Stored records
^^^^

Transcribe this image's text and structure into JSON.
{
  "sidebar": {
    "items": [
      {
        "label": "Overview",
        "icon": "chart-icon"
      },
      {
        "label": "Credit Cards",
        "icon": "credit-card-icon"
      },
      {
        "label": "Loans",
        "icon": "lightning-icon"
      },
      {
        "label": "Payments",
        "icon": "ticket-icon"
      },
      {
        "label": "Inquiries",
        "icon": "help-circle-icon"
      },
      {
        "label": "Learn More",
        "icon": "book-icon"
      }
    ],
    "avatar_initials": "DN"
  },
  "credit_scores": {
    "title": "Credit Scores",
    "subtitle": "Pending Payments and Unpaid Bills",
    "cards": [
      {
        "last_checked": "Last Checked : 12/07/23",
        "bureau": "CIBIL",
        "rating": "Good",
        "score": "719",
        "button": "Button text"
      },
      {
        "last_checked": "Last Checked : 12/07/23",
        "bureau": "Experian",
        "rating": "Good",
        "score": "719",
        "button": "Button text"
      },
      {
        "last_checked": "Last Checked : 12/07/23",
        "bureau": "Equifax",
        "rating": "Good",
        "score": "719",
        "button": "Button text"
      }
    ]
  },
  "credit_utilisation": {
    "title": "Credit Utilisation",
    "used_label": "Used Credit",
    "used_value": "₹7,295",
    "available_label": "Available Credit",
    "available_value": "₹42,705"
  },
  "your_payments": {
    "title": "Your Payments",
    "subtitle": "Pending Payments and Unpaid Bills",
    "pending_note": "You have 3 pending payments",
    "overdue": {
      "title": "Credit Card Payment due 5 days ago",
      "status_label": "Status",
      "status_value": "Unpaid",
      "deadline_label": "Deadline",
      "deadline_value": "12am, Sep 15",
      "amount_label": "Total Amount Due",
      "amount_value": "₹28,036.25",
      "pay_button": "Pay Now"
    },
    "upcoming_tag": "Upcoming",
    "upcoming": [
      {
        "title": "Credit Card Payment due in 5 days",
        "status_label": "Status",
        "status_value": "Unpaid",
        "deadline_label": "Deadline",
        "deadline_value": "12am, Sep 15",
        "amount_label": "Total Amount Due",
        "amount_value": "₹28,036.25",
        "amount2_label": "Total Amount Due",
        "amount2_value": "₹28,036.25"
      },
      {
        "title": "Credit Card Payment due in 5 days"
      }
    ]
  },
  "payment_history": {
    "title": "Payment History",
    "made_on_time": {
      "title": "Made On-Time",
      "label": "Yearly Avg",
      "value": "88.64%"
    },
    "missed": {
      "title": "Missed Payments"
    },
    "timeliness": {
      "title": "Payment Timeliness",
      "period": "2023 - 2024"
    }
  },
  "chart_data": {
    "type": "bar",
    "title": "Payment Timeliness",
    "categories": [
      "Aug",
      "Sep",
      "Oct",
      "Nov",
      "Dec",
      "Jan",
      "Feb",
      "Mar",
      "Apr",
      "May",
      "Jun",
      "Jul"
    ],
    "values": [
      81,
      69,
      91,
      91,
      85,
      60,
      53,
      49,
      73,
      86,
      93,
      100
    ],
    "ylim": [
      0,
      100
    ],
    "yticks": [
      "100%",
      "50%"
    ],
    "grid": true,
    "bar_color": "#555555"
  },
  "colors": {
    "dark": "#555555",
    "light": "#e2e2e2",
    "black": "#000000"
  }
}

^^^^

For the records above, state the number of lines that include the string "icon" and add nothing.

6